ONE of Britain’s leading defence lawyers is representing a group of parents who are fighting back against a damning Ofsted report.

With Michael Mansfield QC at the helm, families of pupils at Wynstones Steiner school in Whaddon, have launched a legal challenge against Ofsted.

The Steiner Waldorf school, which is located in Whaddon, on the outskirts of Gloucester, and has many pupils from Stroud, closed in January after the education watchdog found it had ‘serious and widespread failures’.

Human rights barrister Michael Mansfield, who has worked on a number of high profile cases, including representing Stephen Lawrence’s family; the victims of the Grenfell Tower and Hillsborough disasters, and Mohamed al-Fayed in the inquests into the deaths of Dodi Fayed and Princess Diana, has taken the case on.

Mr Mansfield has now submitted an application for judicial review to the Administrative Court, a specialist court within the High Court of Justice of England and Wales.

A judicial review is a court proceeding in which a judge considers the lawfulness of a decision or action made by a public body. It can't be filed directly, the court needs to be asked for permission first.

A spokesman for the Wynstones Parent Initiative, a group of over 50 parents, said: "The formal submission is a 14,300-word document, written by Michael Mansfield QC and the legal team, which sets out in exhaustive legal detail the grounds for the legal claim that we are making against Ofsted.

"It is contended that the January 2020 Ofsted Report on Wynstones school cannot stand because its blanket condemnatory conclusions, particularly in relation to safeguarding, are irrational and unlawful on several grounds.

"The legal team is also arguing that Ofsted has not followed its own procedures - and as a result, well in excess of 200 children have lost their education at a school which both children and parents valued, causing severe and lasting detriment."

A spokesman for Ofsted said: "This is a published report, which the school’s trustees accepted. Ofsted did not close the school and has no power to do so. The trustees of the school closed it."

In response, the parents' group said the trustees 'had no choice', having been told by the Department of Education that if they did not close Wynstones, the school would be de-registered and “trustees who operate a school which is not registered are liable to unlimited fines and imprisonment".

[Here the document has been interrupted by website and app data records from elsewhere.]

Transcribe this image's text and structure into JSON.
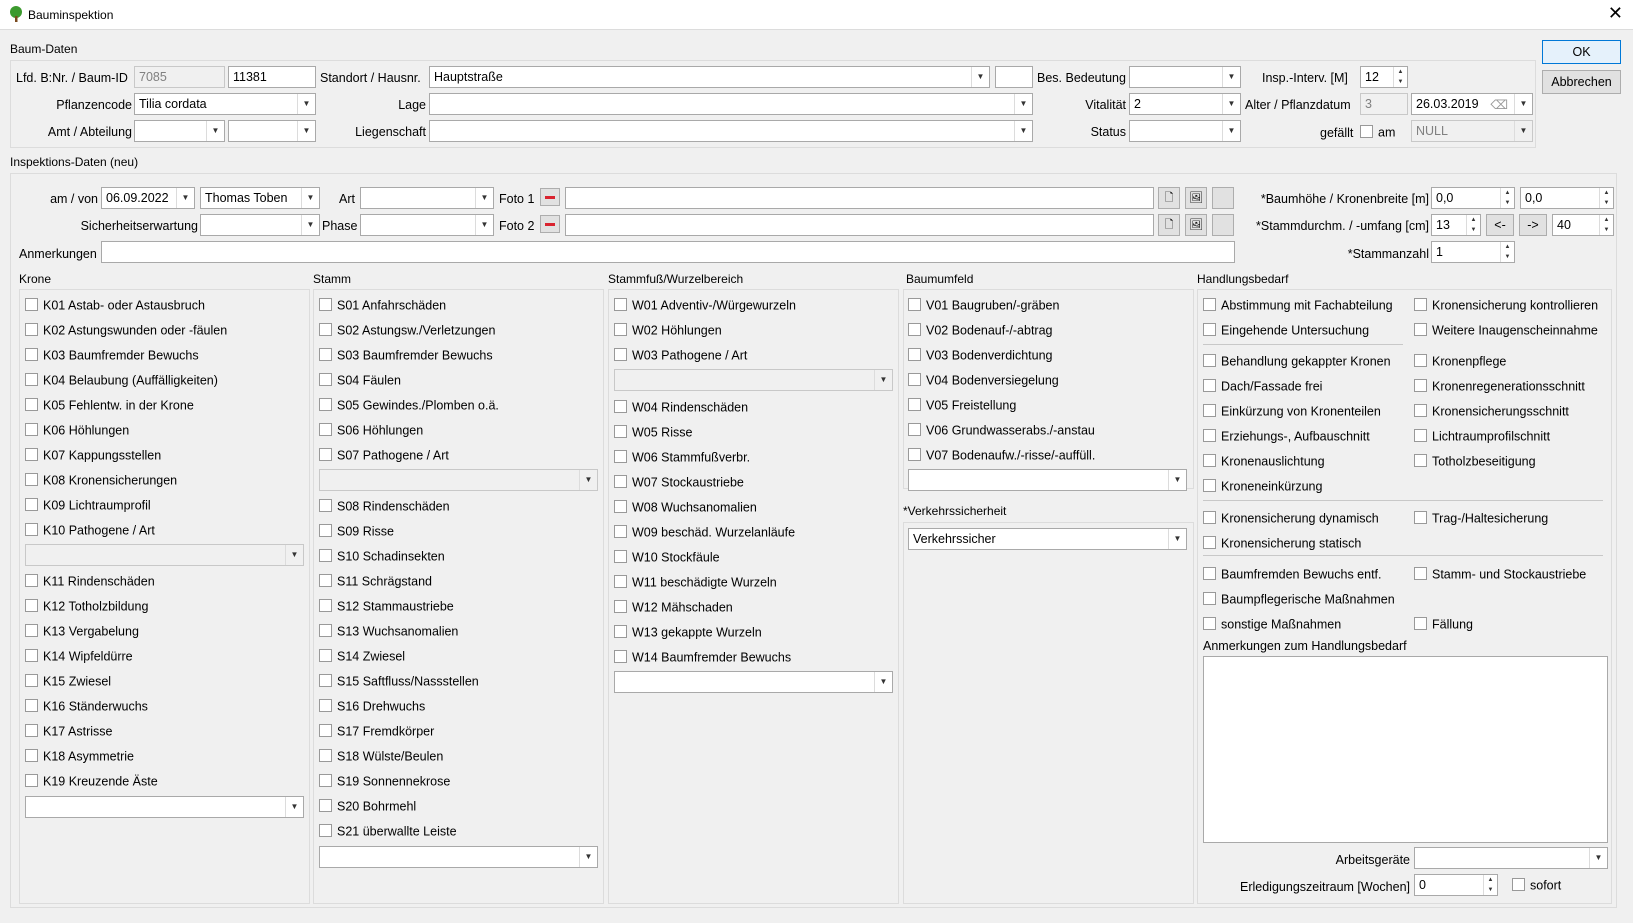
{
  "window": {
    "title": "Bauminspektion",
    "close": "✕"
  },
  "buttons": {
    "ok": "OK",
    "cancel": "Abbrechen"
  },
  "baum": {
    "section": "Baum-Daten",
    "lfd_label": "Lfd. B:Nr. / Baum-ID",
    "lfd_nr": "7085",
    "baum_id": "11381",
    "standort_label": "Standort / Hausnr.",
    "standort": "Hauptstraße",
    "hausnr": "",
    "bes_label": "Bes. Bedeutung",
    "bes": "",
    "insp_label": "Insp.-Interv. [M]",
    "insp": "12",
    "pflanz_label": "Pflanzencode",
    "pflanz": "Tilia cordata",
    "lage_label": "Lage",
    "lage": "",
    "vital_label": "Vitalität",
    "vital": "2",
    "alter_label": "Alter / Pflanzdatum",
    "alter": "3",
    "pflanzdatum": "26.03.2019",
    "amt_label": "Amt / Abteilung",
    "amt": "",
    "abteilung": "",
    "liegen_label": "Liegenschaft",
    "liegen": "",
    "status_label": "Status",
    "status": "",
    "gefaellt_label": "gefällt",
    "am_label": "am",
    "am_value": "NULL"
  },
  "insp": {
    "section": "Inspektions-Daten (neu)",
    "am_label": "am / von",
    "date": "06.09.2022",
    "inspector": "Thomas Toben",
    "art_label": "Art",
    "art": "",
    "foto1_label": "Foto 1",
    "foto1": "",
    "foto2_label": "Foto 2",
    "foto2": "",
    "sicher_label": "Sicherheitserwartung",
    "sicher": "",
    "phase_label": "Phase",
    "phase": "",
    "anm_label": "Anmerkungen",
    "anm": "",
    "hoehe_label": "*Baumhöhe / Kronenbreite [m]",
    "hoehe": "0,0",
    "breite": "0,0",
    "stamm_label": "*Stammdurchm. / -umfang [cm]",
    "durchm": "13",
    "umfang": "40",
    "btn_left": "<-",
    "btn_right": "->",
    "anzahl_label": "*Stammanzahl",
    "anzahl": "1"
  },
  "krone": {
    "title": "Krone",
    "items": [
      "K01 Astab- oder Astausbruch",
      "K02 Astungswunden oder -fäulen",
      "K03 Baumfremder Bewuchs",
      "K04 Belaubung (Auffälligkeiten)",
      "K05 Fehlentw. in der Krone",
      "K06 Höhlungen",
      "K07 Kappungsstellen",
      "K08 Kronensicherungen",
      "K09 Lichtraumprofil",
      "K10 Pathogene / Art",
      "K11 Rindenschäden",
      "K12 Totholzbildung",
      "K13 Vergabelung",
      "K14 Wipfeldürre",
      "K15 Zwiesel",
      "K16 Ständerwuchs",
      "K17 Astrisse",
      "K18 Asymmetrie",
      "K19 Kreuzende Äste"
    ]
  },
  "stamm": {
    "title": "Stamm",
    "items": [
      "S01 Anfahrschäden",
      "S02 Astungsw./Verletzungen",
      "S03 Baumfremder Bewuchs",
      "S04 Fäulen",
      "S05 Gewindes./Plomben o.ä.",
      "S06 Höhlungen",
      "S07 Pathogene / Art",
      "S08 Rindenschäden",
      "S09 Risse",
      "S10 Schadinsekten",
      "S11 Schrägstand",
      "S12 Stammaustriebe",
      "S13 Wuchsanomalien",
      "S14 Zwiesel",
      "S15 Saftfluss/Nassstellen",
      "S16 Drehwuchs",
      "S17 Fremdkörper",
      "S18 Wülste/Beulen",
      "S19 Sonnennekrose",
      "S20 Bohrmehl",
      "S21 überwallte Leiste"
    ]
  },
  "wurzel": {
    "title": "Stammfuß/Wurzelbereich",
    "items": [
      "W01 Adventiv-/Würgewurzeln",
      "W02 Höhlungen",
      "W03 Pathogene / Art",
      "W04 Rindenschäden",
      "W05 Risse",
      "W06 Stammfußverbr.",
      "W07 Stockaustriebe",
      "W08 Wuchsanomalien",
      "W09 beschäd. Wurzelanläufe",
      "W10 Stockfäule",
      "W11 beschädigte Wurzeln",
      "W12 Mähschaden",
      "W13 gekappte Wurzeln",
      "W14 Baumfremder Bewuchs"
    ]
  },
  "umfeld": {
    "title": "Baumumfeld",
    "items": [
      "V01 Baugruben/-gräben",
      "V02 Bodenauf-/-abtrag",
      "V03 Bodenverdichtung",
      "V04 Bodenversiegelung",
      "V05 Freistellung",
      "V06 Grundwasserabs./-anstau",
      "V07 Bodenaufw./-risse/-auffüll."
    ],
    "verkehr_title": "*Verkehrssicherheit",
    "verkehr": "Verkehrssicher"
  },
  "handlung": {
    "title": "Handlungsbedarf",
    "left": [
      "Abstimmung mit Fachabteilung",
      "Eingehende Untersuchung",
      "Behandlung gekappter Kronen",
      "Dach/Fassade frei",
      "Einkürzung von Kronenteilen",
      "Erziehungs-, Aufbauschnitt",
      "Kronenauslichtung",
      "Kroneneinkürzung",
      "Kronensicherung dynamisch",
      "Kronensicherung statisch",
      "Baumfremden Bewuchs entf.",
      "Baumpflegerische Maßnahmen",
      "sonstige Maßnahmen"
    ],
    "right": [
      "Kronensicherung kontrollieren",
      "Weitere Inaugenscheinnahme",
      "Kronenpflege",
      "Kronenregenerationsschnitt",
      "Kronensicherungsschnitt",
      "Lichtraumprofilschnitt",
      "Totholzbeseitigung",
      "Trag-/Haltesicherung",
      "Stamm- und Stockaustriebe",
      "Fällung"
    ],
    "anm_label": "Anmerkungen zum Handlungsbedarf",
    "anm": "",
    "geraete_label": "Arbeitsgeräte",
    "geraete": "",
    "zeitraum_label": "Erledigungszeitraum [Wochen]",
    "zeitraum": "0",
    "sofort": "sofort"
  }
}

The parents have launched a second fund-rising site to help with legal costs, visit: